Chapter 4 Topics

4-T: Filtration


All these filters do pretty much exactly the same thing, and none stand out as being far superior to the rest.

As long as you stick to a good brand, “a filter is a filter” – the differences are negligible, and many hot tub brands share the same filter manufacturer. Four filters won’t make your hot tub 4x cleaner – more filters only mean more hassle and more expenses. Filters with a larger surface do the same job as a smaller filter. The only difference is that if you have a tiny filter, you may have to clean it more often.
What matters more than brand or size, is how well the water is circulated (see 4-D: Engineering). Some hot tub models suck more gallons per minute through the filter chamber than others. Some brands are specifically designed to churn the water in such a way that it swirls and mixes things up better than others, minimizing dead zones on the hot tub floor. bottom where water and debris escape the intake/outflow current.
The surface skimmers are supposed to sip the “floaties” (dandruff, hair, body oil, etc.) from the water surface, into the filter chamber. A poorly designed tub has contours and water currents that create back-eddies that trap the floaties in the corners and seat contours, and can cause a “ring around the tub”. instead of being slurped into the filter. Well-planned water flow intentionally creates a current that sweeps the surface floaties into the surface skimmers to be slurped into the filter.
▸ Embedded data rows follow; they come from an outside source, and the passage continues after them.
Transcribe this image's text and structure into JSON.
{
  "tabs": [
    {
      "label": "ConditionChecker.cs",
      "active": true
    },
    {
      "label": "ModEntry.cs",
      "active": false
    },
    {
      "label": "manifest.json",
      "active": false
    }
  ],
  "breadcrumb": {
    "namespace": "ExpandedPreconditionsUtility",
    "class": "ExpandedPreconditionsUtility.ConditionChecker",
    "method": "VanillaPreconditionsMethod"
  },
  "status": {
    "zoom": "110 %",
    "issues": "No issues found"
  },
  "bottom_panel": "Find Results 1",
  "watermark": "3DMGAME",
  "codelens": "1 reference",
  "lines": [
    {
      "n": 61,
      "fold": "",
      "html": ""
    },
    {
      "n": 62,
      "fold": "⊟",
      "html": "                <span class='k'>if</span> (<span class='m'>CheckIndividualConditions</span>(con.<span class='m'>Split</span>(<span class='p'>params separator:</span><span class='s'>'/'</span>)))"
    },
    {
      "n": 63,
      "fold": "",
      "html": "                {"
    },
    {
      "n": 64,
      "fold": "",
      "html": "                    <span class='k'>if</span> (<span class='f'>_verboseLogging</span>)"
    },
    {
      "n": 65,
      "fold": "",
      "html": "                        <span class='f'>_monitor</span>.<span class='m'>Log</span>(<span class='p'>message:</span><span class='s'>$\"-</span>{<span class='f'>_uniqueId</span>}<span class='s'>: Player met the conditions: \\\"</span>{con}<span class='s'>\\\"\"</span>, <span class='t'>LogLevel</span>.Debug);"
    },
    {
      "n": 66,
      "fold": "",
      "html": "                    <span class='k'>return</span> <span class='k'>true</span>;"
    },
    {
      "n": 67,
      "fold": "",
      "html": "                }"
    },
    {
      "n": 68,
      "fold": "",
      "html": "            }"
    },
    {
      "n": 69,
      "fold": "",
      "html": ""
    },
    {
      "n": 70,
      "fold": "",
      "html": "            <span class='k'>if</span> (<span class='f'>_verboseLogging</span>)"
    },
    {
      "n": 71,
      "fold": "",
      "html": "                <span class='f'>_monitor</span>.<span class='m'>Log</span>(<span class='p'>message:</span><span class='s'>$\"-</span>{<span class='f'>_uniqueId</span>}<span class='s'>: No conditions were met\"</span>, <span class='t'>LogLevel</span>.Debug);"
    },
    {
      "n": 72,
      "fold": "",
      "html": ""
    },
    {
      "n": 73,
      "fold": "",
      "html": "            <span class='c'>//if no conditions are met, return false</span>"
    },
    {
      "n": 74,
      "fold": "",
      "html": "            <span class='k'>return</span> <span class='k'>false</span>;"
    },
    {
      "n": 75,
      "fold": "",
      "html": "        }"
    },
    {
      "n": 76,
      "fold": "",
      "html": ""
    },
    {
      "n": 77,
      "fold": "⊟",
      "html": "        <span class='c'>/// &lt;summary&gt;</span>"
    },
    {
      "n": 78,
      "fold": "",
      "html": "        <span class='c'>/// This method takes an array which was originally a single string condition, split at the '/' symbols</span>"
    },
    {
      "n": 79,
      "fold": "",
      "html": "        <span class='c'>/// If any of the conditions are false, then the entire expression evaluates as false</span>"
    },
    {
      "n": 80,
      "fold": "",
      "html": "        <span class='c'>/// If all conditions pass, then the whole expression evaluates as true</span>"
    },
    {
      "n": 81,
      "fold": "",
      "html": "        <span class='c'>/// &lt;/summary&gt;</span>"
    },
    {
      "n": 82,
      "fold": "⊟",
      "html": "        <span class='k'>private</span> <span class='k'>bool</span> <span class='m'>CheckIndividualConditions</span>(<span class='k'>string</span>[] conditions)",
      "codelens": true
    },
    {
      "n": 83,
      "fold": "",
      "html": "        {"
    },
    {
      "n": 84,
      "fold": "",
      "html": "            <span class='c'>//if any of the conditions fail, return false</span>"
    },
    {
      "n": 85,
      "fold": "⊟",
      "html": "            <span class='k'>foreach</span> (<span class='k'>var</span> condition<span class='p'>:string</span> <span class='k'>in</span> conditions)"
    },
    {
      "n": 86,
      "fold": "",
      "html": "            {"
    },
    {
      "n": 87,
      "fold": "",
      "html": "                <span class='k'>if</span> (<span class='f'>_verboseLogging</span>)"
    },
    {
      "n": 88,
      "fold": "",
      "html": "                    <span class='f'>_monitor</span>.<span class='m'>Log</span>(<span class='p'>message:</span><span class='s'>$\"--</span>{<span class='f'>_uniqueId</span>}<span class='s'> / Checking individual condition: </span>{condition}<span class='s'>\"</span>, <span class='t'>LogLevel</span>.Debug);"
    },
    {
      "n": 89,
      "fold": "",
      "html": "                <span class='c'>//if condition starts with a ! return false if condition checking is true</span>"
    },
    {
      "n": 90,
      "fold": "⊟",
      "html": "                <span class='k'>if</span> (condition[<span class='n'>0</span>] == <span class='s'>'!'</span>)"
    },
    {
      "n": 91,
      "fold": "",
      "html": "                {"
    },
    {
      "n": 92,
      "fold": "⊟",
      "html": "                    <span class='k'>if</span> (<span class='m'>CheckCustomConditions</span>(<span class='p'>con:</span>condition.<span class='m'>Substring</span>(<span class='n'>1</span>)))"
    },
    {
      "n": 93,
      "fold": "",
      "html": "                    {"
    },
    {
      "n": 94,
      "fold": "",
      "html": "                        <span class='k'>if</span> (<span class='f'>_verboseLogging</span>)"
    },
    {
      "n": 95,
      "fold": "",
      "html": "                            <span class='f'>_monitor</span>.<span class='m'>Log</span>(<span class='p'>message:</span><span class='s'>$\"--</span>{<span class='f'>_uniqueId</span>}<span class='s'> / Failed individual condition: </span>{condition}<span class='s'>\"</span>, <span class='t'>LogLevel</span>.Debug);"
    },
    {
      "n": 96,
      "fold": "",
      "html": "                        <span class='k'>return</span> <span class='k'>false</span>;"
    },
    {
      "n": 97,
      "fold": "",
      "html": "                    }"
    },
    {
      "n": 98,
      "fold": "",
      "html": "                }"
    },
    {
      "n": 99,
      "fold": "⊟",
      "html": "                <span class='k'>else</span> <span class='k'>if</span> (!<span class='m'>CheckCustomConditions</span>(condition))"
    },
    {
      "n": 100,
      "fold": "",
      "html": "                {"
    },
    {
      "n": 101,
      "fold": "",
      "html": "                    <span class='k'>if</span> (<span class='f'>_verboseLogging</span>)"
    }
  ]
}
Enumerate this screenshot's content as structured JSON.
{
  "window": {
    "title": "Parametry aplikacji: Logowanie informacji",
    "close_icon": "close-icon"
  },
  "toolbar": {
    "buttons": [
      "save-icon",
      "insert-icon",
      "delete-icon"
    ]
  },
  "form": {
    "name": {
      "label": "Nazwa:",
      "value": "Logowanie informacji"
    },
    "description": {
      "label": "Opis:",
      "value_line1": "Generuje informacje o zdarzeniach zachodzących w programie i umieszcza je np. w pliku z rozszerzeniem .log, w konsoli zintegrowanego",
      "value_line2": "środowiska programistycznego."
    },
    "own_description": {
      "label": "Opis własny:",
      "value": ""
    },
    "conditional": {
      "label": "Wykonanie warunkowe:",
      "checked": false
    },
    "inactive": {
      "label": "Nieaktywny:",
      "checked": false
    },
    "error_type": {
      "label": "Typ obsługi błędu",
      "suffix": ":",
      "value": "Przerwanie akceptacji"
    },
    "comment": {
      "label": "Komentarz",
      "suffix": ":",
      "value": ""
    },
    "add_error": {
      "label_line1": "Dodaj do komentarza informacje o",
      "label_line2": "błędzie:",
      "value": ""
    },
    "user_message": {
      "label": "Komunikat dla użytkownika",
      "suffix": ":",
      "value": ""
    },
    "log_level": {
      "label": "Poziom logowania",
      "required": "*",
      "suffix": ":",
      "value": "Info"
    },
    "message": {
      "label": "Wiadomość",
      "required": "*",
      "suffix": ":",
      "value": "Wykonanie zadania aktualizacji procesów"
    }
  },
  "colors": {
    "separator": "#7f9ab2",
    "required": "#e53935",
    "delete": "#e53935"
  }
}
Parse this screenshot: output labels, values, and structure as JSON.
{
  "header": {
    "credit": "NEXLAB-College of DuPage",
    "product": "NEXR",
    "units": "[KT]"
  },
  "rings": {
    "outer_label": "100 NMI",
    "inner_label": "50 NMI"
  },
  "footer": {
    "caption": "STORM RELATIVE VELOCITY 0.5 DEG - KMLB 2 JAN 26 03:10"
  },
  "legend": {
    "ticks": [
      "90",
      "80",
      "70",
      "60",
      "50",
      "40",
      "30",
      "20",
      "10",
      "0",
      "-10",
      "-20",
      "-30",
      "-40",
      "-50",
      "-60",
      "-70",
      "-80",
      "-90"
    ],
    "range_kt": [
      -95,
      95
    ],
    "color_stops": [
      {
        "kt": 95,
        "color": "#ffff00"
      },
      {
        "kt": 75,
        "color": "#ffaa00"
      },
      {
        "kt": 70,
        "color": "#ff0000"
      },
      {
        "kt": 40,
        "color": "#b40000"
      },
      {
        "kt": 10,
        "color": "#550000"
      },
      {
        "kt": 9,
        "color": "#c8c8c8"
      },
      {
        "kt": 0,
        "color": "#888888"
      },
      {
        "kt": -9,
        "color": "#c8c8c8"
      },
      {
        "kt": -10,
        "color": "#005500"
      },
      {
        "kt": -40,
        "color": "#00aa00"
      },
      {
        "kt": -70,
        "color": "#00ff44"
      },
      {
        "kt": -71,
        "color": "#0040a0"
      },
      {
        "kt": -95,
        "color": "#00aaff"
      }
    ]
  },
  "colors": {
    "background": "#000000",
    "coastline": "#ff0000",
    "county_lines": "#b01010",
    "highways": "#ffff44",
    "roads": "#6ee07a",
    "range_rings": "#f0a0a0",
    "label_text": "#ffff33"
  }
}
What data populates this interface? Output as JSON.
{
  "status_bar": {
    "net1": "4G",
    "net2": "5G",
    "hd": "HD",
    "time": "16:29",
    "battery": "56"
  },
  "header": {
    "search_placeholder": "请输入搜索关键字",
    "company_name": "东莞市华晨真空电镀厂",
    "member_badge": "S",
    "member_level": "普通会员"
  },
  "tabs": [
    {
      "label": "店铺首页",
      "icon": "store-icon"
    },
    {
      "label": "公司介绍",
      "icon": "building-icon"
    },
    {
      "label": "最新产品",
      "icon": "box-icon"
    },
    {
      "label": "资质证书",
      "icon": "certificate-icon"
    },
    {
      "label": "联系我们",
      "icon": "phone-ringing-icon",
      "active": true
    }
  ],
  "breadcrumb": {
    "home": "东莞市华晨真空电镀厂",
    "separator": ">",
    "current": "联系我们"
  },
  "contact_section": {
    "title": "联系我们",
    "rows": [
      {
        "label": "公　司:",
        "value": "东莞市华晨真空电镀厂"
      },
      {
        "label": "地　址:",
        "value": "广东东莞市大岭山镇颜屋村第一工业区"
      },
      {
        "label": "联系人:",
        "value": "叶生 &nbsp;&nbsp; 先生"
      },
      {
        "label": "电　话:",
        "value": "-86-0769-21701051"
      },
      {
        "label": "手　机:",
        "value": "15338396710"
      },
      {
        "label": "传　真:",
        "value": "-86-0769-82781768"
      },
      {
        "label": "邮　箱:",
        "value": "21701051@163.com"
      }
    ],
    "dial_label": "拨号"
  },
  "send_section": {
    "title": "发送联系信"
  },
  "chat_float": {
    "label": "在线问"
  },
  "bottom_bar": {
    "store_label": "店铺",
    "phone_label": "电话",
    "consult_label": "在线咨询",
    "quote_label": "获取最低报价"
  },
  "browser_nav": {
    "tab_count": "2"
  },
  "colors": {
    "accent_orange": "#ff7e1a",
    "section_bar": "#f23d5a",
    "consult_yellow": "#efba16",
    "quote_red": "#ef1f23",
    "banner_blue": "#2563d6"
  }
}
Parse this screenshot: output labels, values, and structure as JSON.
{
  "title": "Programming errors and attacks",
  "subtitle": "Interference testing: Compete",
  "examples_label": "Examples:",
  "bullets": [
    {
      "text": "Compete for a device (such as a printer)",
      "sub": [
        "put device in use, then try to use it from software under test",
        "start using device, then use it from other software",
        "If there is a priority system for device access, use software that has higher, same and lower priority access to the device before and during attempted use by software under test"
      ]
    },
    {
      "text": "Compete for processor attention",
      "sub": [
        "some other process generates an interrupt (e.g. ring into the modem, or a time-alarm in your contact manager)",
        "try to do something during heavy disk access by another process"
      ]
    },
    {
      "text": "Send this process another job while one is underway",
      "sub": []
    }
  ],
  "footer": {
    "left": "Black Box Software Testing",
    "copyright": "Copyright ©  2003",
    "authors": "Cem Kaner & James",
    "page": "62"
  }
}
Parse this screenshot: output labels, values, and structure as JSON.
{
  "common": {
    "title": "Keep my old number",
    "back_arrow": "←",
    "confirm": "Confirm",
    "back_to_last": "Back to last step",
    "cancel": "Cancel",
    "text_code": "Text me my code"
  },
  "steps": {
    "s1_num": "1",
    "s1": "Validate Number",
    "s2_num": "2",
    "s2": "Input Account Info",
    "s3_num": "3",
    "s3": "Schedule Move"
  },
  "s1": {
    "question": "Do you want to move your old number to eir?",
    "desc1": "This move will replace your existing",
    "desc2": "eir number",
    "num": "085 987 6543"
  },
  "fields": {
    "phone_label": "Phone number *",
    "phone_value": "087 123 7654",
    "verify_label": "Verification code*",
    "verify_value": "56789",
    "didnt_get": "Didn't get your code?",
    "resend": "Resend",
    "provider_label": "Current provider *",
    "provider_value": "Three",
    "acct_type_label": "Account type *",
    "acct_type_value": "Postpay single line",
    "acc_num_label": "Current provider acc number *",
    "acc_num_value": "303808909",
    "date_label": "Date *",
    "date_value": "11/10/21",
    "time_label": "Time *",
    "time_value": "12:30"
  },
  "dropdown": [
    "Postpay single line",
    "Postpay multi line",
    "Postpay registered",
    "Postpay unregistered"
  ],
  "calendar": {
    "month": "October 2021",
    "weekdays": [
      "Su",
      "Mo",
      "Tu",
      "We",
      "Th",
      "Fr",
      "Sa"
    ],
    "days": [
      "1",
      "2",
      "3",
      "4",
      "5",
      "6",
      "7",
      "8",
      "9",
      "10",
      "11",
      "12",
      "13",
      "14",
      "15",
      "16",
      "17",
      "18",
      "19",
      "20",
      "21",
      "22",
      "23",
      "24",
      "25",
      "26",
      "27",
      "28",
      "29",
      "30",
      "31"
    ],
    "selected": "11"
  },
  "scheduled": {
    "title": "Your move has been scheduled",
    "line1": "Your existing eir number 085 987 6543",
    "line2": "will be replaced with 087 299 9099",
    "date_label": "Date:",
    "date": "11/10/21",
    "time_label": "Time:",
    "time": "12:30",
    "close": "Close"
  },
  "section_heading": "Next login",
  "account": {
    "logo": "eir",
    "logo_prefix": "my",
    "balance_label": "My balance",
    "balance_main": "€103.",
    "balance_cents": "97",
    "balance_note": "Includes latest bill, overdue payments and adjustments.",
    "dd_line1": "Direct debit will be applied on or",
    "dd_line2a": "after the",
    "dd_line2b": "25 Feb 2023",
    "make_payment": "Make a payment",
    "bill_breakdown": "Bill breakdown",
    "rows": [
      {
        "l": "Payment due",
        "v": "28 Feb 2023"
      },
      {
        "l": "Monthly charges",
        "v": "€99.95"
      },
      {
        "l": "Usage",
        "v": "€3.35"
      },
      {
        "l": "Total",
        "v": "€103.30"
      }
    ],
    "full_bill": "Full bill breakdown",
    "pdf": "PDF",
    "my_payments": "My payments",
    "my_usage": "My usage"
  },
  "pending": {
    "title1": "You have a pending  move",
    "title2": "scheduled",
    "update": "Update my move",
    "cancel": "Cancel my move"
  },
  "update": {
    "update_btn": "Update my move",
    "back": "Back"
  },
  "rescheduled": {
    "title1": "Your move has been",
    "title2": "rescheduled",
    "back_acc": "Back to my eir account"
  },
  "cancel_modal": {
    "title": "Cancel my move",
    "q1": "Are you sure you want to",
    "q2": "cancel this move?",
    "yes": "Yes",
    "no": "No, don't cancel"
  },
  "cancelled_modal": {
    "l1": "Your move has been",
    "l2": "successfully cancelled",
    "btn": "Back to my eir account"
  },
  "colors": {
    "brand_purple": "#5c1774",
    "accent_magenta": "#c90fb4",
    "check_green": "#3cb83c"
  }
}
A good brand will pay attention to how the water flows, both at the surface and underneath, and will engineer the arterial systems in such a way that it cleans the water better. So, although good filtration is important as explained above, the cartridge style hardly matters.